◆ HOW TO COMPLETE THIS TASK:
Repeat the listing that follows without a single change.

◆ EXCERPTED DATA:
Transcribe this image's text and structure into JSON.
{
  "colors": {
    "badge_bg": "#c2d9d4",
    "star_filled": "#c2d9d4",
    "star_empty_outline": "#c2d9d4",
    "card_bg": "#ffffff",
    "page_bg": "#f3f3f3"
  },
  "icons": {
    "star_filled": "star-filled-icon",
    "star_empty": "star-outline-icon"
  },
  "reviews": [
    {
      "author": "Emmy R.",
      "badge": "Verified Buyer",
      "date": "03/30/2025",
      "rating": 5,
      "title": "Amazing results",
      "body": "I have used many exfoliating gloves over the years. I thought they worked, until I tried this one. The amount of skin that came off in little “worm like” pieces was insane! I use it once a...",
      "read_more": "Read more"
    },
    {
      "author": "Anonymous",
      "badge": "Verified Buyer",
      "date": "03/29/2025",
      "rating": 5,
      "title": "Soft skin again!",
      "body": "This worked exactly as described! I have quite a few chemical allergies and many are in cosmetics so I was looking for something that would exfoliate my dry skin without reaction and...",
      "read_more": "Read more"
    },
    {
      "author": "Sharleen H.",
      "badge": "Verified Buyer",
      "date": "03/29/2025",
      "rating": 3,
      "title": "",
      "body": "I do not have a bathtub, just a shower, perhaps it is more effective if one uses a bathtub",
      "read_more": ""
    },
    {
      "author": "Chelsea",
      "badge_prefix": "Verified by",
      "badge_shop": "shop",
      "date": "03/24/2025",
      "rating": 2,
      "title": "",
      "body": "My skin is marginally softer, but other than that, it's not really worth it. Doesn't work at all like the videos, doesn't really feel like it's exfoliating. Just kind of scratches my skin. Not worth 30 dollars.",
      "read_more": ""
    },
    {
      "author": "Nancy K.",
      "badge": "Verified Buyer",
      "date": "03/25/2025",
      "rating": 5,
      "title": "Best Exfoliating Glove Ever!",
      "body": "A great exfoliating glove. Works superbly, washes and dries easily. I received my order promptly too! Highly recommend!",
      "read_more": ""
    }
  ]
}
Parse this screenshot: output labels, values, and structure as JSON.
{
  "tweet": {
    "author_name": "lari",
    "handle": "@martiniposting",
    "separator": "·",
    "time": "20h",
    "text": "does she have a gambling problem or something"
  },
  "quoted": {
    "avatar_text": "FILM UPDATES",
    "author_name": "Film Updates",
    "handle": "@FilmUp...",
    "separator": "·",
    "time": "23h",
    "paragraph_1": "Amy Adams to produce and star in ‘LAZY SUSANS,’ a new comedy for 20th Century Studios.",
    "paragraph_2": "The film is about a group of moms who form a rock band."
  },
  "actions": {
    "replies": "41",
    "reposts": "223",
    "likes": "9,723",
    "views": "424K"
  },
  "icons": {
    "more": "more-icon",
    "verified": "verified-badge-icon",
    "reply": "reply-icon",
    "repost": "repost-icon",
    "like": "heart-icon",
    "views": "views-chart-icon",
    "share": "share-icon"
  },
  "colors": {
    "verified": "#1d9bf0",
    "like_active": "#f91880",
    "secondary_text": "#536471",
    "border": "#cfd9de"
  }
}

◆ FINAL ANSWER:
Transcribe this image's text and structure into JSON.
{
  "colors": {
    "badge_bg": "#c2d9d4",
    "star_filled": "#c2d9d4",
    "star_empty_outline": "#c2d9d4",
    "card_bg": "#ffffff",
    "page_bg": "#f3f3f3"
  },
  "icons": {
    "star_filled": "star-filled-icon",
    "star_empty": "star-outline-icon"
  },
  "reviews": [
    {
      "author": "Emmy R.",
      "badge": "Verified Buyer",
      "date": "03/30/2025",
      "rating": 5,
      "title": "Amazing results",
      "body": "I have used many exfoliating gloves over the years. I thought they worked, until I tried this one. The amount of skin that came off in little “worm like” pieces was insane! I use it once a...",
      "read_more": "Read more"
    },
    {
      "author": "Anonymous",
      "badge": "Verified Buyer",
      "date": "03/29/2025",
      "rating": 5,
      "title": "Soft skin again!",
      "body": "This worked exactly as described! I have quite a few chemical allergies and many are in cosmetics so I was looking for something that would exfoliate my dry skin without reaction and...",
      "read_more": "Read more"
    },
    {
      "author": "Sharleen H.",
      "badge": "Verified Buyer",
      "date": "03/29/2025",
      "rating": 3,
      "title": "",
      "body": "I do not have a bathtub, just a shower, perhaps it is more effective if one uses a bathtub",
      "read_more": ""
    },
    {
      "author": "Chelsea",
      "badge_prefix": "Verified by",
      "badge_shop": "shop",
      "date": "03/24/2025",
      "rating": 2,
      "title": "",
      "body": "My skin is marginally softer, but other than that, it's not really worth it. Doesn't work at all like the videos, doesn't really feel like it's exfoliating. Just kind of scratches my skin. Not worth 30 dollars.",
      "read_more": ""
    },
    {
      "author": "Nancy K.",
      "badge": "Verified Buyer",
      "date": "03/25/2025",
      "rating": 5,
      "title": "Best Exfoliating Glove Ever!",
      "body": "A great exfoliating glove. Works superbly, washes and dries easily. I received my order promptly too! Highly recommend!",
      "read_more": ""
    }
  ]
}
Parse this screenshot: output labels, values, and structure as JSON.
{
  "tweet": {
    "author_name": "lari",
    "handle": "@martiniposting",
    "separator": "·",
    "time": "20h",
    "text": "does she have a gambling problem or something"
  },
  "quoted": {
    "avatar_text": "FILM UPDATES",
    "author_name": "Film Updates",
    "handle": "@FilmUp...",
    "separator": "·",
    "time": "23h",
    "paragraph_1": "Amy Adams to produce and star in ‘LAZY SUSANS,’ a new comedy for 20th Century Studios.",
    "paragraph_2": "The film is about a group of moms who form a rock band."
  },
  "actions": {
    "replies": "41",
    "reposts": "223",
    "likes": "9,723",
    "views": "424K"
  },
  "icons": {
    "more": "more-icon",
    "verified": "verified-badge-icon",
    "reply": "reply-icon",
    "repost": "repost-icon",
    "like": "heart-icon",
    "views": "views-chart-icon",
    "share": "share-icon"
  },
  "colors": {
    "verified": "#1d9bf0",
    "like_active": "#f91880",
    "secondary_text": "#536471",
    "border": "#cfd9de"
  }
}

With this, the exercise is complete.